What the task requires - Give back the entries below verbatim.

(Data extracted from a collection)
- Opening Delimiter -
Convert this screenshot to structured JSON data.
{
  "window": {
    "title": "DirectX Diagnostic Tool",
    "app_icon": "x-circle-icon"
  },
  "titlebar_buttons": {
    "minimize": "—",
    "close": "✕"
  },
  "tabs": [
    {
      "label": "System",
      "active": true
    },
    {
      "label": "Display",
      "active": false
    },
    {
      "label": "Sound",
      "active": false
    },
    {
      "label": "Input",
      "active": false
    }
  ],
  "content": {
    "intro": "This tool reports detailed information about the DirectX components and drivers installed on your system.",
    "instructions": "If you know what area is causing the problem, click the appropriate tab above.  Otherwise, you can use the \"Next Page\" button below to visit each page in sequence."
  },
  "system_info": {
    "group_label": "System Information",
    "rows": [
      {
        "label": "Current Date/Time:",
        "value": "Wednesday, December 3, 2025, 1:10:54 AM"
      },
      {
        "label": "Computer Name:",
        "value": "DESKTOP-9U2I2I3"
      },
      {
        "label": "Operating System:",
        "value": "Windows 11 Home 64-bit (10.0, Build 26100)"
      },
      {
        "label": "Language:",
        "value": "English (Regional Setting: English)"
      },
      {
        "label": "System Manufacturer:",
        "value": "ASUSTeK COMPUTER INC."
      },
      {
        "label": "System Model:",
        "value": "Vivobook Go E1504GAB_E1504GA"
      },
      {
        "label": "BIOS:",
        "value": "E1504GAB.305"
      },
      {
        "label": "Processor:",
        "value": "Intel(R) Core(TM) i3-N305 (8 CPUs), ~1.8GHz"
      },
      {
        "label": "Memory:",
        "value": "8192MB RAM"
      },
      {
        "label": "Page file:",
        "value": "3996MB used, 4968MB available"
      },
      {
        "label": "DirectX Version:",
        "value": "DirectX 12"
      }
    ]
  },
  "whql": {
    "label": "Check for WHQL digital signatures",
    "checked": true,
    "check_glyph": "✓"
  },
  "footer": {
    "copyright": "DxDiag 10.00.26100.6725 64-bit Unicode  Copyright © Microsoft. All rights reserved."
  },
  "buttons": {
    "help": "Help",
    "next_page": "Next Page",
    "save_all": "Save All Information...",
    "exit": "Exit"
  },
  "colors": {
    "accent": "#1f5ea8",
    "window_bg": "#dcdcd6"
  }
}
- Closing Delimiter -
Exercise response -
Convert this screenshot to structured JSON data.
{
  "window": {
    "title": "DirectX Diagnostic Tool",
    "app_icon": "x-circle-icon"
  },
  "titlebar_buttons": {
    "minimize": "—",
    "close": "✕"
  },
  "tabs": [
    {
      "label": "System",
      "active": true
    },
    {
      "label": "Display",
      "active": false
    },
    {
      "label": "Sound",
      "active": false
    },
    {
      "label": "Input",
      "active": false
    }
  ],
  "content": {
    "intro": "This tool reports detailed information about the DirectX components and drivers installed on your system.",
    "instructions": "If you know what area is causing the problem, click the appropriate tab above.  Otherwise, you can use the \"Next Page\" button below to visit each page in sequence."
  },
  "system_info": {
    "group_label": "System Information",
    "rows": [
      {
        "label": "Current Date/Time:",
        "value": "Wednesday, December 3, 2025, 1:10:54 AM"
      },
      {
        "label": "Computer Name:",
        "value": "DESKTOP-9U2I2I3"
      },
      {
        "label": "Operating System:",
        "value": "Windows 11 Home 64-bit (10.0, Build 26100)"
      },
      {
        "label": "Language:",
        "value": "English (Regional Setting: English)"
      },
      {
        "label": "System Manufacturer:",
        "value": "ASUSTeK COMPUTER INC."
      },
      {
        "label": "System Model:",
        "value": "Vivobook Go E1504GAB_E1504GA"
      },
      {
        "label": "BIOS:",
        "value": "E1504GAB.305"
      },
      {
        "label": "Processor:",
        "value": "Intel(R) Core(TM) i3-N305 (8 CPUs), ~1.8GHz"
      },
      {
        "label": "Memory:",
        "value": "8192MB RAM"
      },
      {
        "label": "Page file:",
        "value": "3996MB used, 4968MB available"
      },
      {
        "label": "DirectX Version:",
        "value": "DirectX 12"
      }
    ]
  },
  "whql": {
    "label": "Check for WHQL digital signatures",
    "checked": true,
    "check_glyph": "✓"
  },
  "footer": {
    "copyright": "DxDiag 10.00.26100.6725 64-bit Unicode  Copyright © Microsoft. All rights reserved."
  },
  "buttons": {
    "help": "Help",
    "next_page": "Next Page",
    "save_all": "Save All Information...",
    "exit": "Exit"
  },
  "colors": {
    "accent": "#1f5ea8",
    "window_bg": "#dcdcd6"
  }
}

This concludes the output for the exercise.